BNSF and Northwest oil refineries come to safety agreement, with no improvements on safety
Last week, Burlington Northern Santa Fe Railroad (BNSF) met with major Northwest oil refineries BP Cherry Point, Phillips 66 Ferndale, Shell Oil Anacortes, US Oil Tacoma, Tesoro Anacortes and The Western State Petroleum Association to discuss oil train safety measures. This could have been a tremendous opportunity. It could have been a pragmatic discussion that led to some self reflection and serious considerations for the safety of the communities that these facilities operate in. Unfortunately for the rest of us, that’s not what happened.
The agreement reached entirely focused on mutual assistance in the event of a disaster. This essentially comes down to liability; a pact that if a dangerous fire, or derailment occurs they won’t turn on each other and will share responsibility and assets.
Courtney Wallace, spokeswoman for BNSF Railway in an interview with KPLU:
“If there was an accident or an incident on the railroad and we needed assistance we could call the refineries because they have extensive equipment, they have extensive experience.”
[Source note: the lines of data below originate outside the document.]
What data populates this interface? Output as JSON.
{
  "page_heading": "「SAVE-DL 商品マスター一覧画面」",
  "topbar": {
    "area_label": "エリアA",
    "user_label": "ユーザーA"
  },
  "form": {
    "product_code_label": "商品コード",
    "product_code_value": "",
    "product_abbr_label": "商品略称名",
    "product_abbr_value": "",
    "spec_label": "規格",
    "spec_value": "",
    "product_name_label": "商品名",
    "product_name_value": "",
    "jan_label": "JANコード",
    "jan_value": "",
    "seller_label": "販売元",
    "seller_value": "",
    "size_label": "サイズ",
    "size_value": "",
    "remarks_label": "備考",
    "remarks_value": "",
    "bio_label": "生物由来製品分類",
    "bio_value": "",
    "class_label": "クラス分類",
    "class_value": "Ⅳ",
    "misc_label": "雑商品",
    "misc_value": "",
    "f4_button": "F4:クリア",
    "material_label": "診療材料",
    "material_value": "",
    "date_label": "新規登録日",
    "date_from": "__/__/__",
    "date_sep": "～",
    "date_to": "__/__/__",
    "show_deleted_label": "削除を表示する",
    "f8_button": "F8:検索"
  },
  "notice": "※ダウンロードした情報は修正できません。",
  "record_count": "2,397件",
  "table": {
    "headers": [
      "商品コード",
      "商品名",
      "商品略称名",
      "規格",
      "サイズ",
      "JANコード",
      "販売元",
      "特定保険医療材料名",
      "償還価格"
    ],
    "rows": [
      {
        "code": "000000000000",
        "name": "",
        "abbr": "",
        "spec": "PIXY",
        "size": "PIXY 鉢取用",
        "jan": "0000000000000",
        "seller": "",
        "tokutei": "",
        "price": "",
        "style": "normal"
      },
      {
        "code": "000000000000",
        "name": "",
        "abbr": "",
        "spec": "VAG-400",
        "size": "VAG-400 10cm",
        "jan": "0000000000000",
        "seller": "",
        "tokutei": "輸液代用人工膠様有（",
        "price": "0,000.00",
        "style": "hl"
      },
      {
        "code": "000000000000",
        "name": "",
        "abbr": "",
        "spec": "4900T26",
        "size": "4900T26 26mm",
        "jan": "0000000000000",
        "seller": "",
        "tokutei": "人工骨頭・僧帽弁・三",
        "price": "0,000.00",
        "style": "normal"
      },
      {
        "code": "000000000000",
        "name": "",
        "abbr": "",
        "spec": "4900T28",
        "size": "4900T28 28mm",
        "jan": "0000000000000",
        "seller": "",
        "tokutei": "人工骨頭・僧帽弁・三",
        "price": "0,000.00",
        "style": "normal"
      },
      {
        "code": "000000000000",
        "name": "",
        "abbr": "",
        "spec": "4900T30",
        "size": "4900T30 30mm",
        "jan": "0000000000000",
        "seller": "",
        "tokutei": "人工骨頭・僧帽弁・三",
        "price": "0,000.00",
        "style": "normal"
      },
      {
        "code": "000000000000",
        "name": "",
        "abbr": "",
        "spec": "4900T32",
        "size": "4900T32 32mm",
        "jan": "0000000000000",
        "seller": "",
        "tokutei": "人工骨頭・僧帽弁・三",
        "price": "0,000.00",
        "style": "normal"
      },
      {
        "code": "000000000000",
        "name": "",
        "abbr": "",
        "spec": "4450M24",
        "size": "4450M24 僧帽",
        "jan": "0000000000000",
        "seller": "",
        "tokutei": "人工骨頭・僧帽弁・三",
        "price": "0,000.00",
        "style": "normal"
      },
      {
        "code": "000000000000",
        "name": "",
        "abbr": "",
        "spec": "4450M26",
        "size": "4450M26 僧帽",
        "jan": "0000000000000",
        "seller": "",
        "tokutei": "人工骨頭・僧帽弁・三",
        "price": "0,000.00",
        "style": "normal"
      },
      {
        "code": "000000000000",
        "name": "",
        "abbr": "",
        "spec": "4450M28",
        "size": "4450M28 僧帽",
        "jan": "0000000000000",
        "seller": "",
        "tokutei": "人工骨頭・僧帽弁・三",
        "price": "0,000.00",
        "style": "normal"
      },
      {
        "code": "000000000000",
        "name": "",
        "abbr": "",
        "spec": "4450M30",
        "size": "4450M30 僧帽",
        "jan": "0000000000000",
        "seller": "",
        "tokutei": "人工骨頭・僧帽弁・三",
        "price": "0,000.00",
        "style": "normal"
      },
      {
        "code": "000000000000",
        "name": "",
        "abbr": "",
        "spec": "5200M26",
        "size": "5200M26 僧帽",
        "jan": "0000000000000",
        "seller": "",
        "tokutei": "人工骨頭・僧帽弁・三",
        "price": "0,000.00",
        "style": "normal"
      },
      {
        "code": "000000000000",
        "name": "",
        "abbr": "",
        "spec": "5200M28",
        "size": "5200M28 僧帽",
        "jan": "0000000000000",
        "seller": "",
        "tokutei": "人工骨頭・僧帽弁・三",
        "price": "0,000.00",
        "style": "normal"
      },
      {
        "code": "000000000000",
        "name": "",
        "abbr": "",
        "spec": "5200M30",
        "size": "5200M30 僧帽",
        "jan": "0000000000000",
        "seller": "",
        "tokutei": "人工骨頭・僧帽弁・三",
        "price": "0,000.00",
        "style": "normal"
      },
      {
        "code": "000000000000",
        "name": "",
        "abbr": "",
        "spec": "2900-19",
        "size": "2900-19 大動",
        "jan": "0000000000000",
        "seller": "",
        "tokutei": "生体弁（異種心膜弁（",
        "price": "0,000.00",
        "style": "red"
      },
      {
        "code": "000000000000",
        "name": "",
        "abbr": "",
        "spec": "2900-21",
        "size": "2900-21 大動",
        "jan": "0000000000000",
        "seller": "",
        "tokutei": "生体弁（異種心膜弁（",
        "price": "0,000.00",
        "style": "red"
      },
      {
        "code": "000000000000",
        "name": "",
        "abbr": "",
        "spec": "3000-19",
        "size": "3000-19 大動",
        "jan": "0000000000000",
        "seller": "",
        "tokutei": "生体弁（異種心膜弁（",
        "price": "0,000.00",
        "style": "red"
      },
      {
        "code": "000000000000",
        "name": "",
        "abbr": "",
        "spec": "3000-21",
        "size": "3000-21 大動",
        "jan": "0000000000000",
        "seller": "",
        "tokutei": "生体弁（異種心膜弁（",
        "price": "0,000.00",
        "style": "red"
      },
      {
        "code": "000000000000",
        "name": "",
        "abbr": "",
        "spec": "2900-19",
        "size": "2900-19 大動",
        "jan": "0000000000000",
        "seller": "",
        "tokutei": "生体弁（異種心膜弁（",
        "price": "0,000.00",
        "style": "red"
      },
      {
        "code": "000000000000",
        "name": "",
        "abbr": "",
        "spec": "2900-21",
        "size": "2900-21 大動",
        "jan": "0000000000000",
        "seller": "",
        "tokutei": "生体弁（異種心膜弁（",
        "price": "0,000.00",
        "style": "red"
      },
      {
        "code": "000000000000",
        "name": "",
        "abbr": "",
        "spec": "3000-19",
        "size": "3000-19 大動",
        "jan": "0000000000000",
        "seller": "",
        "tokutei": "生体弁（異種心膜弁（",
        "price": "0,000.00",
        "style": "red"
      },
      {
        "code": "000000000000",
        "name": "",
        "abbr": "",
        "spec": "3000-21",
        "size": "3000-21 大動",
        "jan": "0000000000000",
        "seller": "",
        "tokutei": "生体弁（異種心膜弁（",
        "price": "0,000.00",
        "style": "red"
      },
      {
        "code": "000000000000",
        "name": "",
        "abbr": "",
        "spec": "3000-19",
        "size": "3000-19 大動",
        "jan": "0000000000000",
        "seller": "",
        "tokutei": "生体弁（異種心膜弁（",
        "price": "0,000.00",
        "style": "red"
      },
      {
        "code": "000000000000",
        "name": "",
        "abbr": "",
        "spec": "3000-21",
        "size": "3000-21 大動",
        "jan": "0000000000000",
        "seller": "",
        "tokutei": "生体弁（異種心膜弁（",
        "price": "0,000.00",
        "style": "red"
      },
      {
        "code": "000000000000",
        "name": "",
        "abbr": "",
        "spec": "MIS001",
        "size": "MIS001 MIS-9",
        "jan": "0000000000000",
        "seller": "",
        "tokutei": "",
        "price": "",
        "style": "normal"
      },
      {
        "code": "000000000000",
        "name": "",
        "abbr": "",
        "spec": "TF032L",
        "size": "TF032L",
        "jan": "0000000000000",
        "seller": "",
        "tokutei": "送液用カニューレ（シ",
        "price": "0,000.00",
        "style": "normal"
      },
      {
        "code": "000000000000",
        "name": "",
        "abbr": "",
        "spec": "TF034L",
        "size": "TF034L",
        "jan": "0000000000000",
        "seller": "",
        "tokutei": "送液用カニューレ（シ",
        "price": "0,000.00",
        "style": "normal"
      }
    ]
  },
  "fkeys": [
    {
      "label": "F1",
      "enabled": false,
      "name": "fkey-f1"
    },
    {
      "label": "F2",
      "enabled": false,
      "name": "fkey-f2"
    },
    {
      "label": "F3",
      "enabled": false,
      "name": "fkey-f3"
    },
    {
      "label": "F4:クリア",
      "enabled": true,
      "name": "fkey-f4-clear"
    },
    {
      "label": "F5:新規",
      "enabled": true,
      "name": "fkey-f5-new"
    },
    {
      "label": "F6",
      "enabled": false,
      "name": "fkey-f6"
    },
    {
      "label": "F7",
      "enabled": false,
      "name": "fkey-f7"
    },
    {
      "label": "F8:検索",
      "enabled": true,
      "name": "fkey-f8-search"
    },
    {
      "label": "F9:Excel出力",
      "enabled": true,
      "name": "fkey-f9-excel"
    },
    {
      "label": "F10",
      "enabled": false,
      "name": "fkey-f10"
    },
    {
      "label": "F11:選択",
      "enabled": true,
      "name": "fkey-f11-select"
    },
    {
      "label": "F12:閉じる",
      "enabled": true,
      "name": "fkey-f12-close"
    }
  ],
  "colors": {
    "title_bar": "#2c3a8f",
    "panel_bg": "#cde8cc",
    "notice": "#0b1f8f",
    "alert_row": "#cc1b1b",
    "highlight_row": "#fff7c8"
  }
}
While it is comforting to know that if a spill or explosion occurs the producers and transporters will actually talk to each other, it does not address the underlying issue. Oil is being transported by rail at levels we have never seen and far too many of those trains are exploding.
It’d be disingenuous to say that this was a surprise. BNSF has been fighting disclosure and increases in safety standards for oil transport at every turn. There are real steps that transporters and refineries could take to improve safety. Reductions in speed, limits on gas volatility and electronic train brakes are options for helping protect their assets and our communities. Last week’s agreement could have been the first honest look at improvements like these. Instead BNSF and local refineries simply signed a non-binding agreement to pick up the phone if and when a disaster occurs.
We’ll hold our applause.